Stored data START
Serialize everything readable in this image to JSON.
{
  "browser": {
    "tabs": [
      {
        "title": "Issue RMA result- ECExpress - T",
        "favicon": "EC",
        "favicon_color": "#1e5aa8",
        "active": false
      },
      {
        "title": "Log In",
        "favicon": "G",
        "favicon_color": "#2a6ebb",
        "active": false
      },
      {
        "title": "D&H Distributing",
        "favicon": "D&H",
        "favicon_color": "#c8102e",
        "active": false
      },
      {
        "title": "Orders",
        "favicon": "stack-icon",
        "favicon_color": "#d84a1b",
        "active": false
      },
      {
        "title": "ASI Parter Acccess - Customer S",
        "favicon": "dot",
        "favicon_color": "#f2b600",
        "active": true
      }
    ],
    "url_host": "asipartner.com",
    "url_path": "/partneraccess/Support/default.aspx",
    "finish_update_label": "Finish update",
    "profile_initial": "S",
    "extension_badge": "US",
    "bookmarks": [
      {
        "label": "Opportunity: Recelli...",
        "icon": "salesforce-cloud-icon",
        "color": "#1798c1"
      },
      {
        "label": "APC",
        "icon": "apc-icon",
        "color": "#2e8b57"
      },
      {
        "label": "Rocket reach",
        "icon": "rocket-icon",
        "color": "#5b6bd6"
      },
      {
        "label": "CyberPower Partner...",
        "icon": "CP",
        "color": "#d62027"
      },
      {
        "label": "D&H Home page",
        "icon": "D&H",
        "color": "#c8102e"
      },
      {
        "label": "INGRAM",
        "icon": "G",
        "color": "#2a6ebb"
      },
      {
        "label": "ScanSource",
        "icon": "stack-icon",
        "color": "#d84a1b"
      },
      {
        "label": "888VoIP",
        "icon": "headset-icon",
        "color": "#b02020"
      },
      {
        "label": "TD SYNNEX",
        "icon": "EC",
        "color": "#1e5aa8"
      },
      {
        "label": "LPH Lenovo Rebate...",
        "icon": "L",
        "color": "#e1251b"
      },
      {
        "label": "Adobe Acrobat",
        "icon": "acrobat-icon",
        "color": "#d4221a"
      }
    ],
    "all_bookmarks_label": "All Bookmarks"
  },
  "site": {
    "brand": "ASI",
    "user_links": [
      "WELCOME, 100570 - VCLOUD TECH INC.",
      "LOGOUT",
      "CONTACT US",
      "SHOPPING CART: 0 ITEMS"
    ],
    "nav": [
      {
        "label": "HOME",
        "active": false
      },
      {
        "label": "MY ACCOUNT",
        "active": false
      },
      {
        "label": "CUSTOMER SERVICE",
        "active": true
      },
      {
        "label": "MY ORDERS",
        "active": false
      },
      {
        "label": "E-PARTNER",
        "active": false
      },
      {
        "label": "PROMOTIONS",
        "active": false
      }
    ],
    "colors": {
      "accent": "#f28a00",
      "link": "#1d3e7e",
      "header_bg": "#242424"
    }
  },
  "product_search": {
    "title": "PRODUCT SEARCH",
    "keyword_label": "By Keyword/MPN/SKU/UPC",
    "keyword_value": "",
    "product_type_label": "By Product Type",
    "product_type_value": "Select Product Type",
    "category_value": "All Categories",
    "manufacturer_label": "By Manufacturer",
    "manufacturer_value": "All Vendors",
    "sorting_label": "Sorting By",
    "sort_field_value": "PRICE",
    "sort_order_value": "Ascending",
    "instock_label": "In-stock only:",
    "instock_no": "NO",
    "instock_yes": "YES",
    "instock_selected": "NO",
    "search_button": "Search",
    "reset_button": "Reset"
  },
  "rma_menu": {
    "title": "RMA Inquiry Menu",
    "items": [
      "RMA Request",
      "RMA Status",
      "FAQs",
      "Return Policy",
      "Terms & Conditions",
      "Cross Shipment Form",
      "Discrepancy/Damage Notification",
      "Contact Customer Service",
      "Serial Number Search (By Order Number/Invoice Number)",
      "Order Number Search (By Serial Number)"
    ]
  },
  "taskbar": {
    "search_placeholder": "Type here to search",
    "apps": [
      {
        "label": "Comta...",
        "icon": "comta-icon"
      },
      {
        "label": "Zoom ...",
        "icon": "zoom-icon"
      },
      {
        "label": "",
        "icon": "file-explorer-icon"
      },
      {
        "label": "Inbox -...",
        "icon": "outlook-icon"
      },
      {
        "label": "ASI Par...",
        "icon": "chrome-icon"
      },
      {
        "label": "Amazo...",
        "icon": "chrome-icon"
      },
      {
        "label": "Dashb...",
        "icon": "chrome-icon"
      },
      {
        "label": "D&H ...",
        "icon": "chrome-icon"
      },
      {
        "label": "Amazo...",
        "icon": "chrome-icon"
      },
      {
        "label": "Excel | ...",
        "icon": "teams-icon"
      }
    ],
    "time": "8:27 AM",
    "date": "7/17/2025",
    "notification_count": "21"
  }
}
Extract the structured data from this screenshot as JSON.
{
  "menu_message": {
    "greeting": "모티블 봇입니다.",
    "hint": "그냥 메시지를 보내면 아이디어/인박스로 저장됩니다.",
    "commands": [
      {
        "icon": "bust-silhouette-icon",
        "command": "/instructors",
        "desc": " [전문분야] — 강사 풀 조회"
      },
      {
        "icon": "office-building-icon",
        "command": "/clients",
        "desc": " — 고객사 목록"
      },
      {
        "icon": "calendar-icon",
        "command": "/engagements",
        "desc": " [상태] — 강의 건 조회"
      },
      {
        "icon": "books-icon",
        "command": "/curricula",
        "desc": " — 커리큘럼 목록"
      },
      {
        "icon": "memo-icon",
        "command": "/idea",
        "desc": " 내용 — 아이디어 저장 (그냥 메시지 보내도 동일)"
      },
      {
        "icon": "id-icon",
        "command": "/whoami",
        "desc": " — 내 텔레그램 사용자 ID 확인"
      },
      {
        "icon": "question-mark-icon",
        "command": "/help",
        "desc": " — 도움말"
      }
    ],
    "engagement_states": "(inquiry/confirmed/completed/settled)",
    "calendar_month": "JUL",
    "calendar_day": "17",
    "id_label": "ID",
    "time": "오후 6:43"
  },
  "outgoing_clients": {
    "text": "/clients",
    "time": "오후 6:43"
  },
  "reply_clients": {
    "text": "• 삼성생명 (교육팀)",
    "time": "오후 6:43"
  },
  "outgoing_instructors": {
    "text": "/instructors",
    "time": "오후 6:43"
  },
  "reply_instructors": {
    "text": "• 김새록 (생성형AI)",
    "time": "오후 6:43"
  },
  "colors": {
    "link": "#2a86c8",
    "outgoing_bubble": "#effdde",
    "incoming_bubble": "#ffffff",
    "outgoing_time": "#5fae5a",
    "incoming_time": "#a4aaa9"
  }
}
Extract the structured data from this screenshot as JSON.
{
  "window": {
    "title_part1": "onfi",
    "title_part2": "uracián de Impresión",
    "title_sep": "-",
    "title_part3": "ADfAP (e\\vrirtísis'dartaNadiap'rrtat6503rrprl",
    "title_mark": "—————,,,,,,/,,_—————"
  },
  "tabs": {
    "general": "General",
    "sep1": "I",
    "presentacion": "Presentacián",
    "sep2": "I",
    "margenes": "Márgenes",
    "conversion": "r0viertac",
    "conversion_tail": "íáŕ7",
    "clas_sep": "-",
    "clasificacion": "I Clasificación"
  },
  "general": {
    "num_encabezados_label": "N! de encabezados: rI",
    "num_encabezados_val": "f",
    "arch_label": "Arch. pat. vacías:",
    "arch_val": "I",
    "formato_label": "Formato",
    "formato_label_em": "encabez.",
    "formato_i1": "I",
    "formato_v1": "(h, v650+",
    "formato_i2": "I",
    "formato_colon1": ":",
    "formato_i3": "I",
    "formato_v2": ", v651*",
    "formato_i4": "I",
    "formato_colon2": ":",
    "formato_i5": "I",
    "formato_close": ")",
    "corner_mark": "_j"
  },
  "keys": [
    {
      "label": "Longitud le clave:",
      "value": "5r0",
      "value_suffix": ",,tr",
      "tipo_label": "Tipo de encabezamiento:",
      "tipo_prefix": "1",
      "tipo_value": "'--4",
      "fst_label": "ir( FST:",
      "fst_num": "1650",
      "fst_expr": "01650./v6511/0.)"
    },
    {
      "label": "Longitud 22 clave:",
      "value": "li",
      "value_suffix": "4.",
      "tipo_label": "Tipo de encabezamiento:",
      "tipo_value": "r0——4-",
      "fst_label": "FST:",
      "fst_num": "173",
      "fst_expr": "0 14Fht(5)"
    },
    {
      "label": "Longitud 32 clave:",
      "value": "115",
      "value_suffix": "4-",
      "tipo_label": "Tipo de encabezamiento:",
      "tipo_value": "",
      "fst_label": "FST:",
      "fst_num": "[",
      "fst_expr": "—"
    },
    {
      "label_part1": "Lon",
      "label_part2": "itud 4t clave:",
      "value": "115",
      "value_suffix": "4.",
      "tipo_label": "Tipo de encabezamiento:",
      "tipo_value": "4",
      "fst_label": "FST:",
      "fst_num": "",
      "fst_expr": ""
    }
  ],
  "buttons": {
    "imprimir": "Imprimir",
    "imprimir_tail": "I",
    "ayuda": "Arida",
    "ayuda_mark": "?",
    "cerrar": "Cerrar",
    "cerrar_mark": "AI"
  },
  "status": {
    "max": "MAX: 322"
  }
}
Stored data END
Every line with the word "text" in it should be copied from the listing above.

> **Reply**:
    "text": "/clients",
    "text": "• 삼성생명 (교육팀)",
    "text": "/instructors",
    "text": "• 김새록 (생성형AI)",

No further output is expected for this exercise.